**Work instructions:** Line count for the string "label" in the records below: report that figure and nothing else.

(Web page and app entries)

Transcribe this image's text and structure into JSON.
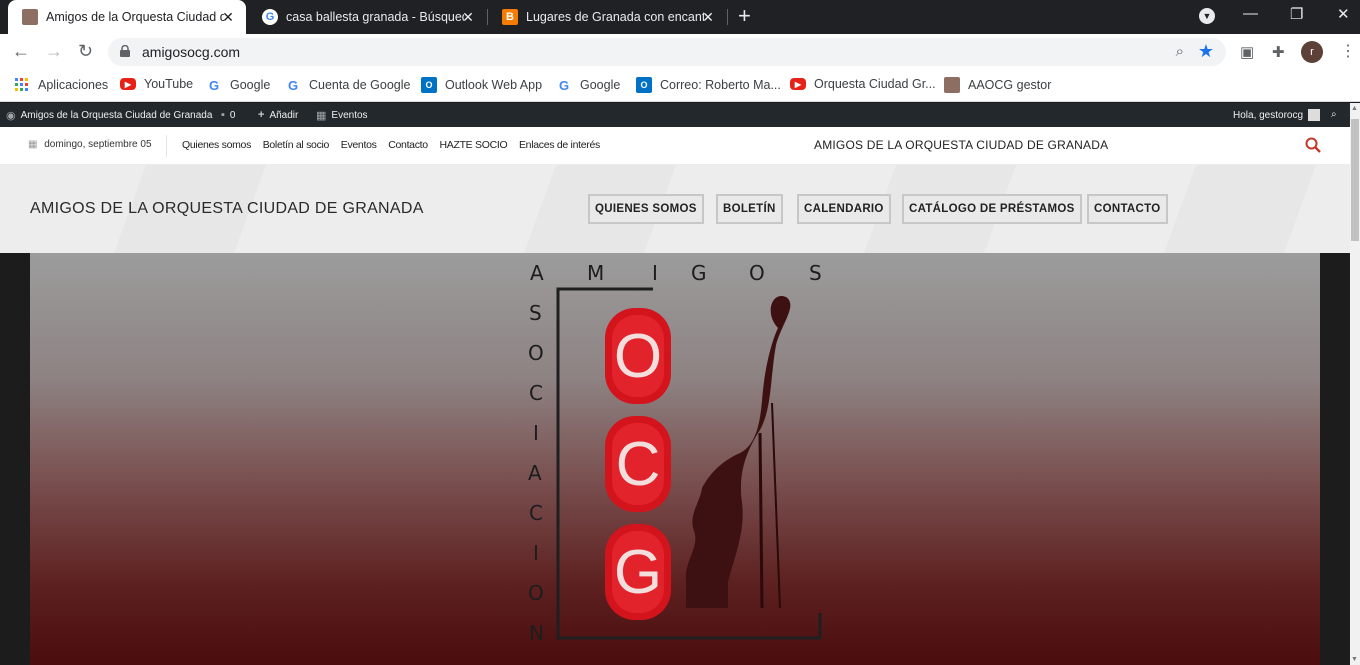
{
  "browser": {
    "tabs": [
      {
        "title": "Amigos de la Orquesta Ciudad de Granada",
        "active": true
      },
      {
        "title": "casa ballesta granada - Búsqueda de Google",
        "active": false
      },
      {
        "title": "Lugares de Granada con encanto",
        "active": false
      }
    ],
    "url": "amigosocg.com",
    "profile_initial": "r"
  },
  "bookmarks": [
    {
      "label": "Aplicaciones",
      "icon": "apps-grid-icon"
    },
    {
      "label": "YouTube",
      "icon": "youtube-icon"
    },
    {
      "label": "Google",
      "icon": "google-icon"
    },
    {
      "label": "Cuenta de Google",
      "icon": "google-icon"
    },
    {
      "label": "Outlook Web App",
      "icon": "outlook-icon"
    },
    {
      "label": "Google",
      "icon": "google-icon"
    },
    {
      "label": "Correo: Roberto Ma...",
      "icon": "outlook-icon"
    },
    {
      "label": "Orquesta Ciudad Gr...",
      "icon": "youtube-icon"
    },
    {
      "label": "AAOCG gestor",
      "icon": "site-icon"
    }
  ],
  "adminbar": {
    "site": "Amigos de la Orquesta Ciudad de Granada",
    "comments": "0",
    "add": "Añadir",
    "events": "Eventos",
    "greeting": "Hola, gestorocg"
  },
  "topbar": {
    "date": "domingo, septiembre 05",
    "menu": [
      "Quienes somos",
      "Boletín al socio",
      "Eventos",
      "Contacto",
      "HAZTE SOCIO",
      "Enlaces de interés"
    ],
    "title": "AMIGOS DE LA ORQUESTA CIUDAD DE GRANADA"
  },
  "header": {
    "site_name": "AMIGOS DE LA ORQUESTA CIUDAD DE GRANADA",
    "nav": [
      "QUIENES SOMOS",
      "BOLETÍN",
      "CALENDARIO",
      "CATÁLOGO DE PRÉSTAMOS",
      "CONTACTO"
    ]
  },
  "logo": {
    "top_word": [
      "A",
      "M",
      "I",
      "G",
      "O",
      "S"
    ],
    "side_word": [
      "S",
      "O",
      "C",
      "I",
      "A",
      "C",
      "I",
      "O",
      "N"
    ],
    "pills": [
      "O",
      "C",
      "G"
    ]
  },
  "colors": {
    "accent_red": "#d4141c",
    "admin_bar": "#23282d",
    "search_red": "#c0392b"
  }
}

**Response:** 9